About a month ago I posted about Petfinder.com’s “Adopt a Less Adoptable Pet” campaign. I specifically wrote about the black dog syndrome, which is also often true for brindles. I have no idea why people are hesitant to adopt brindle dogs, as I’m an admirer of their unique coloring, but it is a fact that brindle dogs are often last to get picked, too.
I opened my inbox the other day to a great story from my friend, Tricia Smith, about her latest “catch.” She and her husband, Mike, recently adopted an elderly brindle Boxer. Here’s the story:
It was pure luck that I walked down her aisle at the shelter, I thought she’d be over our apartment’s weight limit, but at the last minute I decided what the heck, and as the saying goes the rest is history.
Goldie was the name Wayside Waifs gave her and we decided to keep it. She’s an old black dog – an oldie but a Goldie – I think that’s the saying her name comes from.

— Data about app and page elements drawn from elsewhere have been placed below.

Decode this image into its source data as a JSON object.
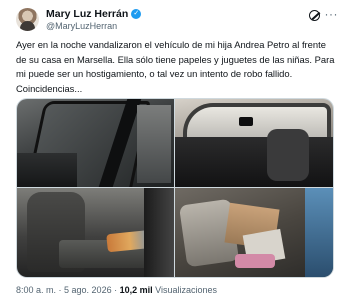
{
  "author": {
    "name": "Mary Luz Herrán",
    "handle": "@MaryLuzHerran",
    "verified_badge": "✓"
  },
  "header_icons": {
    "grok": "grok-icon",
    "more": "···"
  },
  "tweet": {
    "text": "Ayer en la noche vandalizaron el vehículo de mi hija Andrea Petro al frente de su casa en Marsella. Ella sólo tiene papeles y juguetes de las niñas. Para mi puede ser un hostigamiento, o tal vez un intento de robo fallido. Coincidencias..."
  },
  "meta": {
    "time": "8:00 a. m.",
    "separator": " · ",
    "date": "5 ago. 2026",
    "views_count": "10,2 mil",
    "views_label": "Visualizaciones"
  },
  "colors": {
    "text_primary": "#0f1419",
    "text_secondary": "#536471",
    "verified": "#1d9bf0",
    "border": "#cfd9de"
  }
}
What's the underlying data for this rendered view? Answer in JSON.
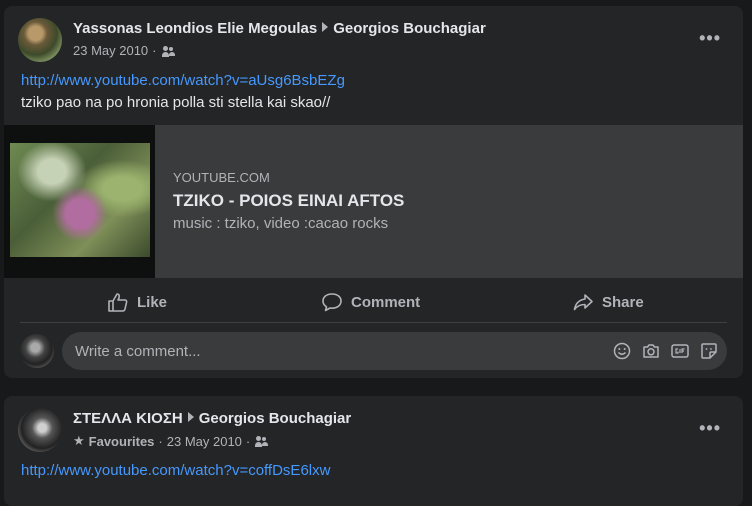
{
  "posts": [
    {
      "author": "Yassonas Leondios Elie Megoulas",
      "target": "Georgios Bouchagiar",
      "date": "23 May 2010",
      "more": "•••",
      "link": "http://www.youtube.com/watch?v=aUsg6BsbEZg",
      "text": "tziko pao na po hronia polla sti stella kai skao//",
      "preview": {
        "site": "YOUTUBE.COM",
        "title": "TZIKO - POIOS EINAI AFTOS",
        "description": "music : tziko, video :cacao rocks"
      },
      "actions": {
        "like": "Like",
        "comment": "Comment",
        "share": "Share"
      },
      "comment_placeholder": "Write a comment..."
    },
    {
      "author": "ΣΤΕΛΛΑ ΚΙΟΣΗ",
      "target": "Georgios Bouchagiar",
      "favourites": "Favourites",
      "separator": "·",
      "date": "23 May 2010",
      "more": "•••",
      "link": "http://www.youtube.com/watch?v=coffDsE6lxw"
    }
  ],
  "colors": {
    "background": "#18191a",
    "card": "#242526",
    "link": "#4599ff",
    "secondary_text": "#b0b3b8"
  }
}
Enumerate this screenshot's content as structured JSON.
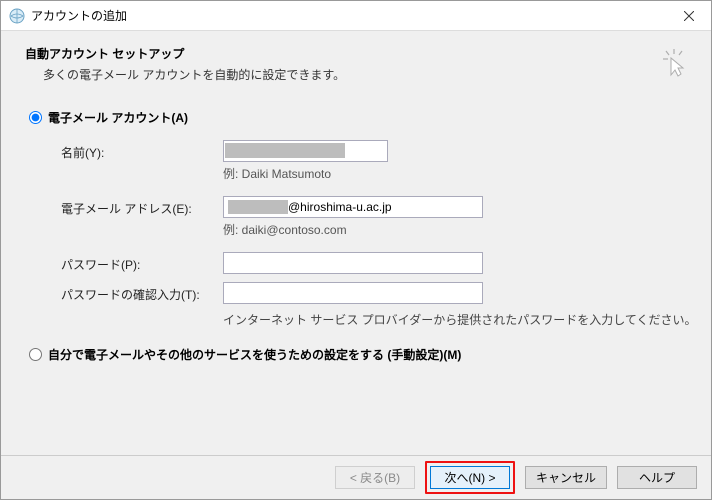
{
  "window": {
    "title": "アカウントの追加"
  },
  "header": {
    "title": "自動アカウント セットアップ",
    "subtitle": "多くの電子メール アカウントを自動的に設定できます。"
  },
  "radios": {
    "email_account": "電子メール アカウント(A)",
    "manual_setup": "自分で電子メールやその他のサービスを使うための設定をする (手動設定)(M)"
  },
  "fields": {
    "name": {
      "label": "名前(Y):",
      "value": "",
      "example": "例: Daiki Matsumoto"
    },
    "email": {
      "label": "電子メール アドレス(E):",
      "domain_suffix": "@hiroshima-u.ac.jp",
      "example": "例: daiki@contoso.com"
    },
    "password": {
      "label": "パスワード(P):",
      "value": ""
    },
    "password_confirm": {
      "label": "パスワードの確認入力(T):",
      "value": ""
    },
    "password_hint": "インターネット サービス プロバイダーから提供されたパスワードを入力してください。"
  },
  "buttons": {
    "back": "< 戻る(B)",
    "next": "次へ(N) >",
    "cancel": "キャンセル",
    "help": "ヘルプ"
  }
}
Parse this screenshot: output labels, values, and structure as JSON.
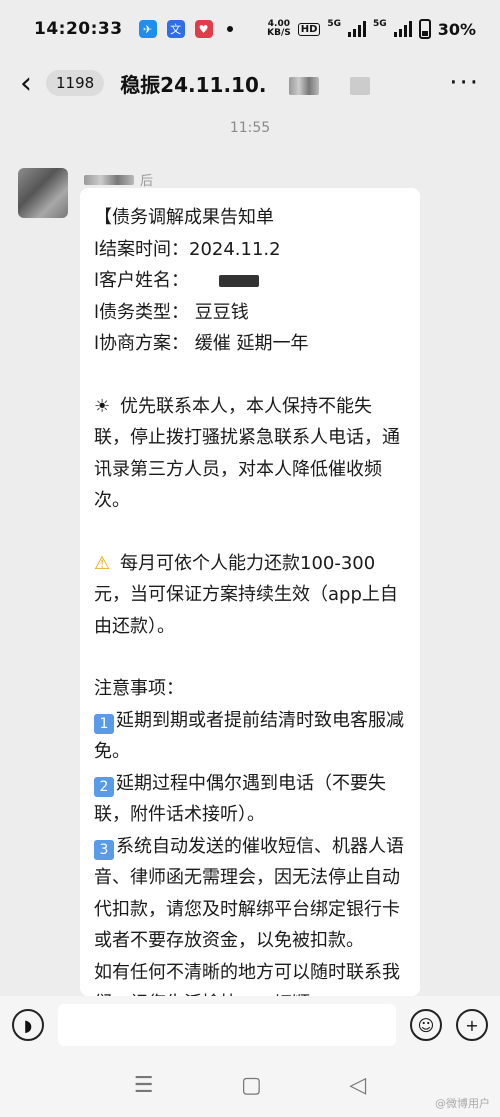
{
  "status": {
    "time": "14:20:33",
    "net_speed_value": "4.00",
    "net_speed_unit": "KB/S",
    "hd": "HD",
    "sig1": "5G",
    "sig2": "5G",
    "battery": "30%"
  },
  "header": {
    "unread": "1198",
    "title": "稳振24.11.10."
  },
  "chat": {
    "timestamp": "11:55",
    "sender_suffix": "后",
    "message": {
      "lines_a": [
        "【债务调解成果告知单",
        "l结案时间：2024.11.2",
        "l客户姓名：",
        "l债务类型：  豆豆钱",
        "l协商方案：  缓催  延期一年"
      ],
      "para1": "优先联系本人，本人保持不能失联，停止拨打骚扰紧急联系人电话，通讯录第三方人员，对本人降低催收频次。",
      "para2": "每月可依个人能力还款100-300元，当可保证方案持续生效（app上自由还款）。",
      "notes_title": "注意事项：",
      "notes": [
        {
          "num": "1",
          "text": "延期到期或者提前结清时致电客服减免。"
        },
        {
          "num": "2",
          "text": "延期过程中偶尔遇到电话（不要失联，附件话术接听）。"
        },
        {
          "num": "3",
          "text": "系统自动发送的催收短信、机器人语音、律师函无需理会，因无法停止自动代扣款，请您及时解绑平台绑定银行卡或者不要存放资金，以免被扣款。"
        }
      ],
      "closing": "如有任何不清晰的地方可以随时联系我们，祝您生活愉快，一切顺"
    }
  },
  "icons": {
    "sun": "sun-emoji",
    "warning": "warning-emoji"
  },
  "watermark": "@微博用户"
}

She had a rough couple of months after she came home with us. We adopted her Friday, called and made an appointment with the vet for that Monday. Late the next night, Saturday, she started coughing and Sunday she developed a “runny nose.” Then late Sunday night, actually it was early Monday morning at about 2 a.m. she woke up coughing, walked to the bedroom door and fainted. Mike and I thought she’d died. She was passed out for almost five minutes. When she blinked her eyes Mike picked her up and we rushed her to the hospital. The ER vet said his preliminary tests were uneventful and that he could run more tests or we could take her to our vet. We decided since dawn was just a few hours away and she was stable we’d take her to our vet.

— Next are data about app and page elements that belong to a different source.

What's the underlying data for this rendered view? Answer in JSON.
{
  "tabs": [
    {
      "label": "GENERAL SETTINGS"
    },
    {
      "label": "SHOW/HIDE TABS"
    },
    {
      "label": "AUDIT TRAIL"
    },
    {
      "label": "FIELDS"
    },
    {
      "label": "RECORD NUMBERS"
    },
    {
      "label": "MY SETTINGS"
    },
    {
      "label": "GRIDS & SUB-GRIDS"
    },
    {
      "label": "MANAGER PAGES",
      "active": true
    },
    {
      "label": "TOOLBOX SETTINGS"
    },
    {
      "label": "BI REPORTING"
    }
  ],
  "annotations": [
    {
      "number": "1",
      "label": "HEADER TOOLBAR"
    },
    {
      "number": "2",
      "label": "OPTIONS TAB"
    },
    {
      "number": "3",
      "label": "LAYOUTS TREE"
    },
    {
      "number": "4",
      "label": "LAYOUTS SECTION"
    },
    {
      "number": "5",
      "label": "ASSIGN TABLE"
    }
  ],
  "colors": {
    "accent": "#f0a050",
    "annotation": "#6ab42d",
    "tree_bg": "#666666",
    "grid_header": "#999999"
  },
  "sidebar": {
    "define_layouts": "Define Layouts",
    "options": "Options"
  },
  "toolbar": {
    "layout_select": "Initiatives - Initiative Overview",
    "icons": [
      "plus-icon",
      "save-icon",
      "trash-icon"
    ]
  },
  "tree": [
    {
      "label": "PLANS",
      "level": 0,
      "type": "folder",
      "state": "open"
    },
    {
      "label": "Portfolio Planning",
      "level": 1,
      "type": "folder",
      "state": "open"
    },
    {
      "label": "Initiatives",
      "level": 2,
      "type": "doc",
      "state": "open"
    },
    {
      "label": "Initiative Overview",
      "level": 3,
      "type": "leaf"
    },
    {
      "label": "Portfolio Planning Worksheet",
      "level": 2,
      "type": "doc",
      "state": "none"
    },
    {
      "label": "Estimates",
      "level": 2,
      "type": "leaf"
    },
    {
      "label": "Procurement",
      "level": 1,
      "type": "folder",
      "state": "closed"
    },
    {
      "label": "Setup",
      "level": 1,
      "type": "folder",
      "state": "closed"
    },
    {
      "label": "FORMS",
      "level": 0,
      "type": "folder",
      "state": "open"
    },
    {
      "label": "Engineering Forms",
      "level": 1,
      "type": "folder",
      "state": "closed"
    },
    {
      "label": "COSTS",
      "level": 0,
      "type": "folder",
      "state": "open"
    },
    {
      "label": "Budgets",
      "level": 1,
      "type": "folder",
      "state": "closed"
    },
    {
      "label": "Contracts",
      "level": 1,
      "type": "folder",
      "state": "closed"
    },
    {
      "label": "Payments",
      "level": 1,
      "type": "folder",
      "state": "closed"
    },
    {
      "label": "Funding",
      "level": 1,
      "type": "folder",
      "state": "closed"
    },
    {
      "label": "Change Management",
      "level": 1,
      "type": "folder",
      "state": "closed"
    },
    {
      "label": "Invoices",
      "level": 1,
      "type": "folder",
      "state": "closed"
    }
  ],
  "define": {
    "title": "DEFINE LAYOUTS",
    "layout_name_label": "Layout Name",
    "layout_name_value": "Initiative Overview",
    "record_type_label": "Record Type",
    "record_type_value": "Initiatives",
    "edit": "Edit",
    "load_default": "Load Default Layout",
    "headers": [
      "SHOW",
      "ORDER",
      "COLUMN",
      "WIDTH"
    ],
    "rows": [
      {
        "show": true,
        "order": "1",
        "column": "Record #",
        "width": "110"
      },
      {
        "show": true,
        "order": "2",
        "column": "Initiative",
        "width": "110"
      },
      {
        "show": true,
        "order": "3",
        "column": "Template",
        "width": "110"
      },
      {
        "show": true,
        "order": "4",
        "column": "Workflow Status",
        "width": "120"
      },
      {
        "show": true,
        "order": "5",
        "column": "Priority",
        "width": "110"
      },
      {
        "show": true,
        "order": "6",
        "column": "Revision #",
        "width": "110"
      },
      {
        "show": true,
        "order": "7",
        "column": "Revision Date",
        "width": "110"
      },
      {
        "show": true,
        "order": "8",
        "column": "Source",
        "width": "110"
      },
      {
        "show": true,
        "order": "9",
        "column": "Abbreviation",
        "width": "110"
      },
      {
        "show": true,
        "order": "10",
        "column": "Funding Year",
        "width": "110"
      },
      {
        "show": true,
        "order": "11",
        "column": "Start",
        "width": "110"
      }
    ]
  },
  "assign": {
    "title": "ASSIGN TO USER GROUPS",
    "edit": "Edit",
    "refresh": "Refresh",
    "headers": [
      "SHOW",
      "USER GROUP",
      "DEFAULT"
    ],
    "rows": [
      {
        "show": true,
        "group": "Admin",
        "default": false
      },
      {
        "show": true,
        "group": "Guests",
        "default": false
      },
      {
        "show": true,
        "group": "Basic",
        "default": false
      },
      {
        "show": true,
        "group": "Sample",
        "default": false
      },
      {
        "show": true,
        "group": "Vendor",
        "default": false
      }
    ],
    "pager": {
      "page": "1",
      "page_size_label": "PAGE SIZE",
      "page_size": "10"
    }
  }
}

Our vet ran several tests, and immediately started her on an antibiotic for an upper respiratory infection. Over the next several weeks Goldie got sicker and sicker and her energy level was non-existent. Every test result came back negative. She started yelping anytime we rubbed her hears and eventually she was to the point she couldn’t even get up off her bed. I called the vet and he said to bring her in immediately. So I picked her up and carried her to the car and we drove her to the vet’s office. When our wonderful vet walked into the examine room we knew we were at the stage where we were running out of options. Our vet said he had one more thing he wanted to try, he was working on hunch. He wanted to take some more blood because he thought Goldie might have Addison’s disease. The first results came in and they pointed towards Addison’s. Our vet said the next test could confirm Addison’s, but it wasn’t 100% accurate and it was very expensive. He suggested we proceed with treatment for Addison’s. So we started Goldie on medicine and within a day we saw improvement. Over the next couple of weeks she grew stronger and more energetic. We were feeling great.
That feeling didn’t last long. A couple of weeks later Goldie developed the worst bloody diarrhea I have ever seen (why do these things always start on a Saturday after the vet’s office closes?). During this time Goldie went from 50 lbs, already too skinny for a Boxer, to 47 lbs – her energy level was dropping and she was deteriorating. Even with medication and a bland diet to treat the diarrhea it took about 10 days for Goldie to fully recover.
We’ve had Goldie for five months and she was extremely sick, pretty much on her death bed, for almost the first three months.
Oh how things have changed. She’s doing fantastic (I’m little nervous about putting that into writing because when we first got her every time we said she was doing better or that she was doing great she would fall ill again – keep your fingers crossed). Goldie loves to run. Every morning we wake up, step outside and race a 50-yard dash. She’s happy, always smiling. Loves car rides, ice-cream, vanilla scented raw-hides and Three Dog Bakery. She loves old people, kids and cats. Goldie is (and after Molly I never thought I’d say this again) the sweetest creature I have ever met. On more than one occasion at the park we’ve been sounded by numerous children with disabilities. The first group was children with Down Syndrome and the second group of children had severe hearing and speech disabilities. She was so patient and gentle. She stood their smiling and wagging her little nub tail while the kids petted her. One little boy had his face by hers and we said, “Be careful she might give you a kiss.” He grabbed her face with his little hands, turned her head and planted a big kiss right on her mouth. Goldie just smiled – she loves to be hugged and kissed on the cheeks and the top of her head.
Goldie’s changed our lives, we are so happy. Every week we see more of her personality develop. She is an absolutely wonderful dog. And because we adopted another dog, we ended up being the ones who were rescued – again.